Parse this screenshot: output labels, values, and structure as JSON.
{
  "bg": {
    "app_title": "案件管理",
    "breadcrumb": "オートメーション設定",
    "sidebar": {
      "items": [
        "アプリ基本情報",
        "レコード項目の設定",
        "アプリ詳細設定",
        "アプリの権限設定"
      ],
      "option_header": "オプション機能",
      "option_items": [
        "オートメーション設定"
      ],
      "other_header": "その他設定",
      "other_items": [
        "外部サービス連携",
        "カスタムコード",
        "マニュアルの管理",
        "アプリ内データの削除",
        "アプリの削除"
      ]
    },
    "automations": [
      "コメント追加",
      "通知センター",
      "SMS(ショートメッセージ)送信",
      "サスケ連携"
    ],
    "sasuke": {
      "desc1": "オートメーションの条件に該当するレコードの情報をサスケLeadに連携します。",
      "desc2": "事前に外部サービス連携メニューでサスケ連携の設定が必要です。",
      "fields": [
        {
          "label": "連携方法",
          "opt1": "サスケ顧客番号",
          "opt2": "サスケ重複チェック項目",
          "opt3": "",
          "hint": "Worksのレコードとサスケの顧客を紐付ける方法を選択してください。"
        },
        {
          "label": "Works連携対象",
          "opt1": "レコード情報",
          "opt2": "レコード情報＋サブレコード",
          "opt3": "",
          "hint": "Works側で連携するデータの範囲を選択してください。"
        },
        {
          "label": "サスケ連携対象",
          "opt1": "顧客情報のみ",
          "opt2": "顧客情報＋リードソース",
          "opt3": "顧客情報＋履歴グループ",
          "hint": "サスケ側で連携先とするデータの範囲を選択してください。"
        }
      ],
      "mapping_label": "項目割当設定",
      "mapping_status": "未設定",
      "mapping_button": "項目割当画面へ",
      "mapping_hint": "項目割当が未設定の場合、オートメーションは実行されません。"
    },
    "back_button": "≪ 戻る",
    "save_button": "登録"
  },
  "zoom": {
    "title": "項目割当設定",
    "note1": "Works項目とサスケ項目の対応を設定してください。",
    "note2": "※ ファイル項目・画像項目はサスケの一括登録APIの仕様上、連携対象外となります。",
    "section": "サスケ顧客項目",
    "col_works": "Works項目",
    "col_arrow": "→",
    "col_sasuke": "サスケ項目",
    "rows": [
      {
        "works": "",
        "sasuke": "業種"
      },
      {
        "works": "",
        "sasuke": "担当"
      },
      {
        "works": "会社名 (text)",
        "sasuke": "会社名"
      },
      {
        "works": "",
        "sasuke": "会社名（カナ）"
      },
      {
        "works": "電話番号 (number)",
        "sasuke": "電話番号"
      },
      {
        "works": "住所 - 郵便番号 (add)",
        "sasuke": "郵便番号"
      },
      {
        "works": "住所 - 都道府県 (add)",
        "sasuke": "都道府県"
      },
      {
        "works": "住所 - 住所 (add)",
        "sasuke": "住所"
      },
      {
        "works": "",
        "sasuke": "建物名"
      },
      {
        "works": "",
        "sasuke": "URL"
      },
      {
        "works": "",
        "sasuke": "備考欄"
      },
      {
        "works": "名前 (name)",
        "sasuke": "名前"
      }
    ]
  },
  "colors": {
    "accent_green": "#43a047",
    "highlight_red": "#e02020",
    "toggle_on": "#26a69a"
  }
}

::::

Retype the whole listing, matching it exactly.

Parse this screenshot: output labels, values, and structure as JSON.
{
  "bg": {
    "app_title": "案件管理",
    "breadcrumb": "オートメーション設定",
    "sidebar": {
      "items": [
        "アプリ基本情報",
        "レコード項目の設定",
        "アプリ詳細設定",
        "アプリの権限設定"
      ],
      "option_header": "オプション機能",
      "option_items": [
        "オートメーション設定"
      ],
      "other_header": "その他設定",
      "other_items": [
        "外部サービス連携",
        "カスタムコード",
        "マニュアルの管理",
        "アプリ内データの削除",
        "アプリの削除"
      ]
    },
    "automations": [
      "コメント追加",
      "通知センター",
      "SMS(ショートメッセージ)送信",
      "サスケ連携"
    ],
    "sasuke": {
      "desc1": "オートメーションの条件に該当するレコードの情報をサスケLeadに連携します。",
      "desc2": "事前に外部サービス連携メニューでサスケ連携の設定が必要です。",
      "fields": [
        {
          "label": "連携方法",
          "opt1": "サスケ顧客番号",
          "opt2": "サスケ重複チェック項目",
          "opt3": "",
          "hint": "Worksのレコードとサスケの顧客を紐付ける方法を選択してください。"
        },
        {
          "label": "Works連携対象",
          "opt1": "レコード情報",
          "opt2": "レコード情報＋サブレコード",
          "opt3": "",
          "hint": "Works側で連携するデータの範囲を選択してください。"
        },
        {
          "label": "サスケ連携対象",
          "opt1": "顧客情報のみ",
          "opt2": "顧客情報＋リードソース",
          "opt3": "顧客情報＋履歴グループ",
          "hint": "サスケ側で連携先とするデータの範囲を選択してください。"
        }
      ],
      "mapping_label": "項目割当設定",
      "mapping_status": "未設定",
      "mapping_button": "項目割当画面へ",
      "mapping_hint": "項目割当が未設定の場合、オートメーションは実行されません。"
    },
    "back_button": "≪ 戻る",
    "save_button": "登録"
  },
  "zoom": {
    "title": "項目割当設定",
    "note1": "Works項目とサスケ項目の対応を設定してください。",
    "note2": "※ ファイル項目・画像項目はサスケの一括登録APIの仕様上、連携対象外となります。",
    "section": "サスケ顧客項目",
    "col_works": "Works項目",
    "col_arrow": "→",
    "col_sasuke": "サスケ項目",
    "rows": [
      {
        "works": "",
        "sasuke": "業種"
      },
      {
        "works": "",
        "sasuke": "担当"
      },
      {
        "works": "会社名 (text)",
        "sasuke": "会社名"
      },
      {
        "works": "",
        "sasuke": "会社名（カナ）"
      },
      {
        "works": "電話番号 (number)",
        "sasuke": "電話番号"
      },
      {
        "works": "住所 - 郵便番号 (add)",
        "sasuke": "郵便番号"
      },
      {
        "works": "住所 - 都道府県 (add)",
        "sasuke": "都道府県"
      },
      {
        "works": "住所 - 住所 (add)",
        "sasuke": "住所"
      },
      {
        "works": "",
        "sasuke": "建物名"
      },
      {
        "works": "",
        "sasuke": "URL"
      },
      {
        "works": "",
        "sasuke": "備考欄"
      },
      {
        "works": "名前 (name)",
        "sasuke": "名前"
      }
    ]
  },
  "colors": {
    "accent_green": "#43a047",
    "highlight_red": "#e02020",
    "toggle_on": "#26a69a"
  }
}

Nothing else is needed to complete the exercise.